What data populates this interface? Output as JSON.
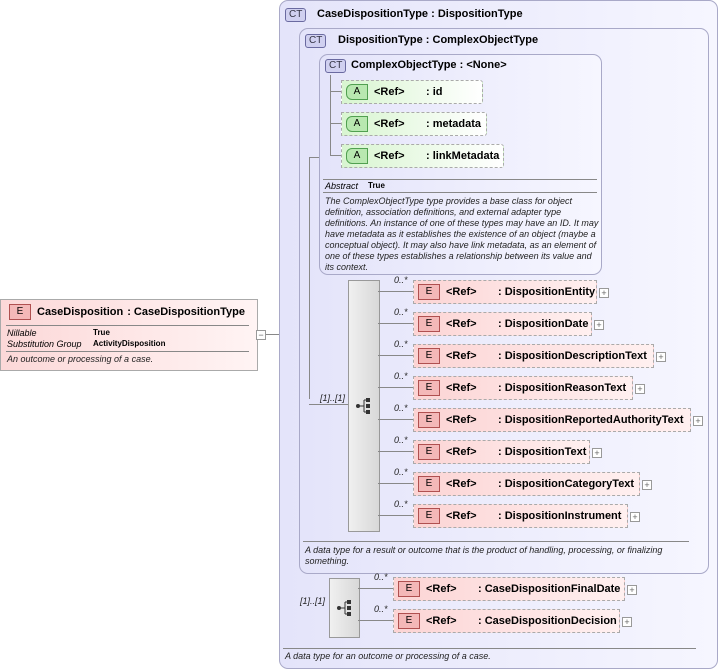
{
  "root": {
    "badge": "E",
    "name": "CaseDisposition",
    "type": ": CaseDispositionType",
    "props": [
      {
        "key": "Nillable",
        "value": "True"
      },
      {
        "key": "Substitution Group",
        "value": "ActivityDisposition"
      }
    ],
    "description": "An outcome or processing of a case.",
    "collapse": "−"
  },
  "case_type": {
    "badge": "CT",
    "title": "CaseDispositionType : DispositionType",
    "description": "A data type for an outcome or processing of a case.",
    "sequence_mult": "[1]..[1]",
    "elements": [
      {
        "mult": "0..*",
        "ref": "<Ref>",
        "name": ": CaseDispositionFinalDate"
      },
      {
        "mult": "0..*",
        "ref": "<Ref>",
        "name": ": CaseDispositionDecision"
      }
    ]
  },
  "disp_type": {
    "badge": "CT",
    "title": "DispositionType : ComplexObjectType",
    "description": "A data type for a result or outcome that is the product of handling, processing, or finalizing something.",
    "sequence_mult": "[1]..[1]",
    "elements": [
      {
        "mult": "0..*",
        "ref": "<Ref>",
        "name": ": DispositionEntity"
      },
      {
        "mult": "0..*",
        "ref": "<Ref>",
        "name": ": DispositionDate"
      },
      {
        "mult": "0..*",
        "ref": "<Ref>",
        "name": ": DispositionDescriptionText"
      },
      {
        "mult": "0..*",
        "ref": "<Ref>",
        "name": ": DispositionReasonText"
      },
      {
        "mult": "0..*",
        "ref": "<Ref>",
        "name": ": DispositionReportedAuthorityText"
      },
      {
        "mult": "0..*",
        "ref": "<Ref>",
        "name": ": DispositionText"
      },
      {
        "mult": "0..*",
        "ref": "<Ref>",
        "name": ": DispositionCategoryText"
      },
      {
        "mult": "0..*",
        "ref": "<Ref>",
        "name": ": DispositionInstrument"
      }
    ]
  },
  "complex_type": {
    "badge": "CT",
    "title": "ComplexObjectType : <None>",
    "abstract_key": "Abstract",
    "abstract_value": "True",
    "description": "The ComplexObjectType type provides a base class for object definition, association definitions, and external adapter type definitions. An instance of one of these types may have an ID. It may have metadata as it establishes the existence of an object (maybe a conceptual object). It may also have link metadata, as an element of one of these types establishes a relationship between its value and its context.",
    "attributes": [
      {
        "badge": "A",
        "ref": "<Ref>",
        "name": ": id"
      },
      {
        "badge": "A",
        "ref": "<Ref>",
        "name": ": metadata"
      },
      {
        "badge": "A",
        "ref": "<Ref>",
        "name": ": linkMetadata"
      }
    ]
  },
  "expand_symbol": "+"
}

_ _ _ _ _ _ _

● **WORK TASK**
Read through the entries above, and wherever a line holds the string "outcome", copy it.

● **TASK RESPONSE**
    "description": "An outcome or processing of a case.",
    "description": "A data type for an outcome or processing of a case.",
    "description": "A data type for a result or outcome that is the product of handling, processing, or finalizing something.",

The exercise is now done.